The down economy remains the focus of Congress, and the search is on for that magic cure to turn things around.
For instance, there are those Bush-era income-tax cuts due to expire at the end of this year. Obama wants the cuts extended, but only for couples earning up to $250,000.
Republicans, including House Minority Leader John Boehner, say those tax cuts should also be extended for the 3 percent of Americans who earn more.
"If the only option I have is to vote for some of those tax reductions, I'll vote for them," Boehner said Sunday on CBS's Face the Nation. "But I've been making the point now for months that we need to extend all the current rates for all Americans, if we want to get our economy going again and we want to get jobs in America."
While those comments seemed to signal to some the potential for compromise, the Republican leader was outright dismissive of the president's plan for more spending.
Obama has been calling on the Senate to pass a multibillion-dollar package of tax breaks and loans for small businesses that has been stalled for months — plus another $50 billion in spending on roads, bridges and other infrastructure.
"I wonder what's new about more stimulus spending, more taxes and more uncertainty for American small businesses," Boehner said. "That's what the president is proposing, and what's new about that?"
But Democratic Majority Leader Steny Hoyer says the GOP alternative proposal to cut government spending down to 2008 levels will only make things worse.
"If you in effect withdraw investment from the economy now, in an effort to, the Republicans say, simply cut spending, it's going to go further down," Hoyer said. "And you are going to be in a downward spiral, because then revenues are going to go down and you are going to be chasing your tail down a rat hole."
And there are still more bills sitting on the table.
"The problem, the real challenge here, is the clock," said Sandra Eskin of the Health Group at the Pew Charitable Trusts. She's backing a bill that would give the Food and Drug Administration new authority over food production, including the power to force the recall of tainted food. It's stalled in the Senate even with bipartisan support.
"Anybody with a bill that they would like to have passed is fighting the clock more than anything else," Eskin said. "There are very limited days left. I believe the accurate count is 14 legislative days — days on which the Senate will take a vote before they recess for the election period."
Also in the pipeline are spending bills to keep the lights on at government agencies, a defense bill that would end the "don't ask, don't tell" policy for gays in the military, and a treaty with Russia on arms control. Plus, multiple committees have drafted legislation in response to the BP oil spill in the Gulf of Mexico.
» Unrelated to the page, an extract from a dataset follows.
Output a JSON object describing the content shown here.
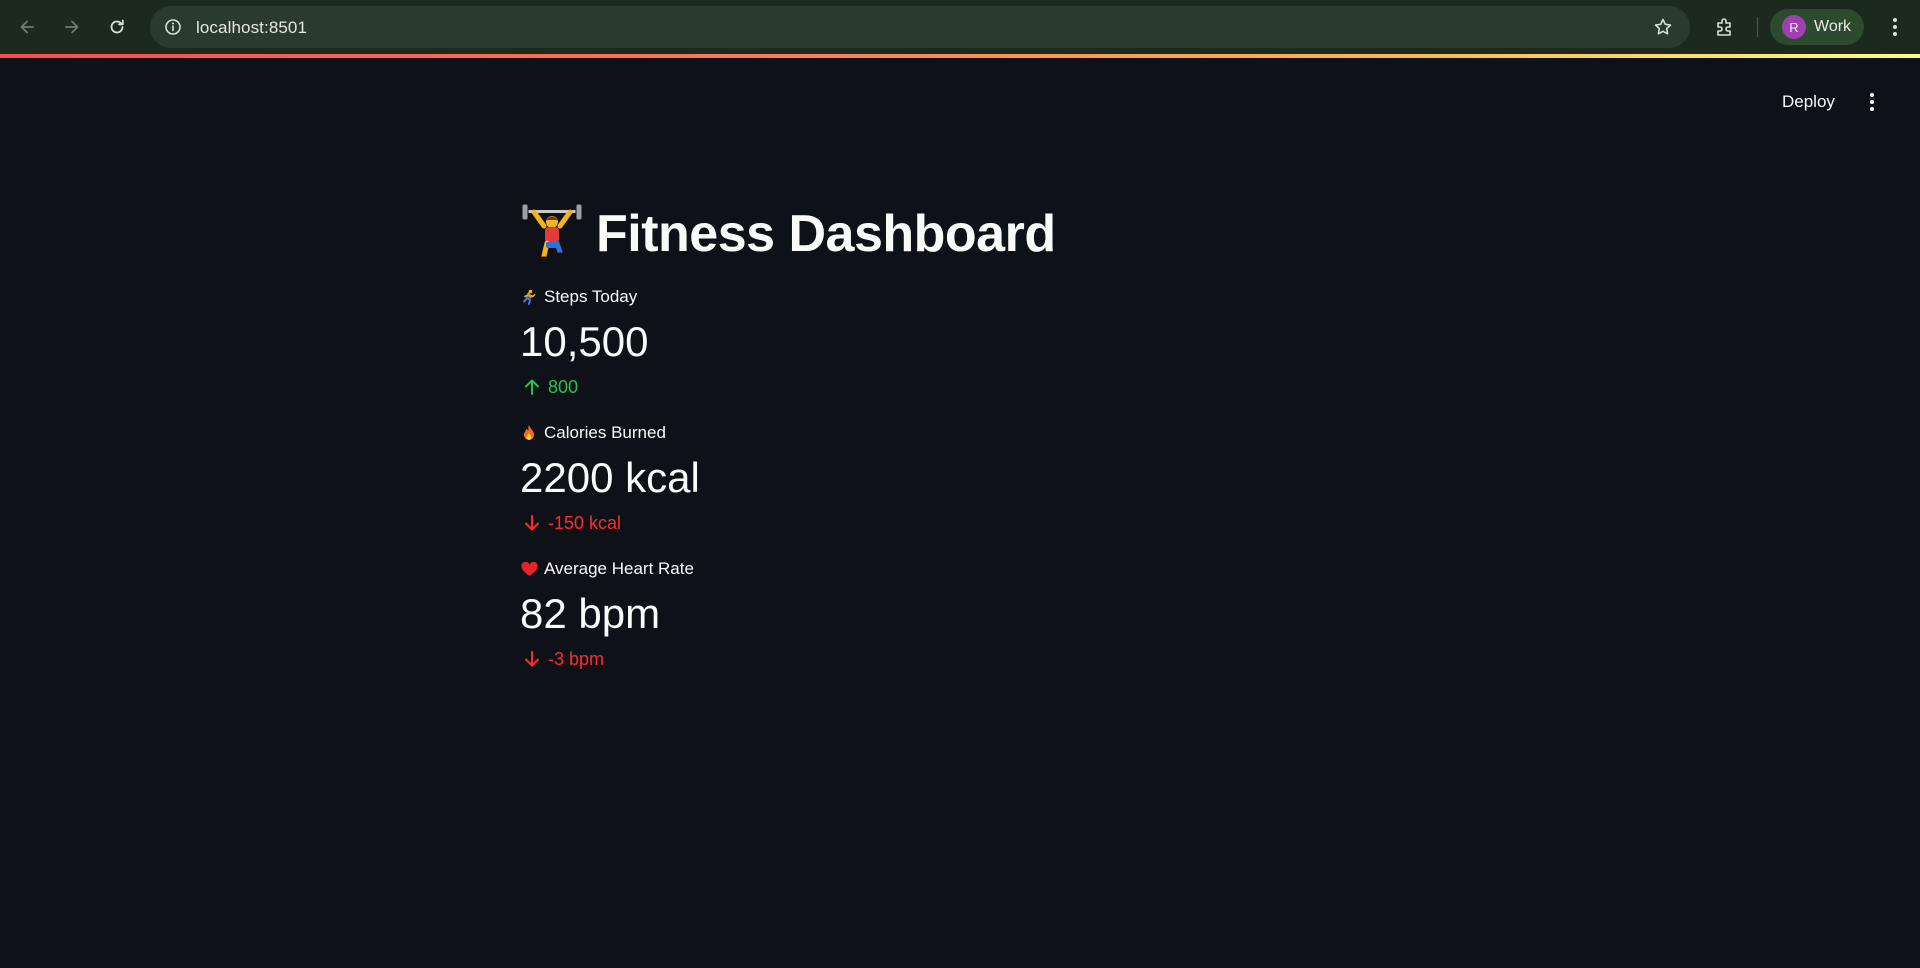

They'd be big issues at any other time, but they're now competing to get on the radar in this short pre-election stretch.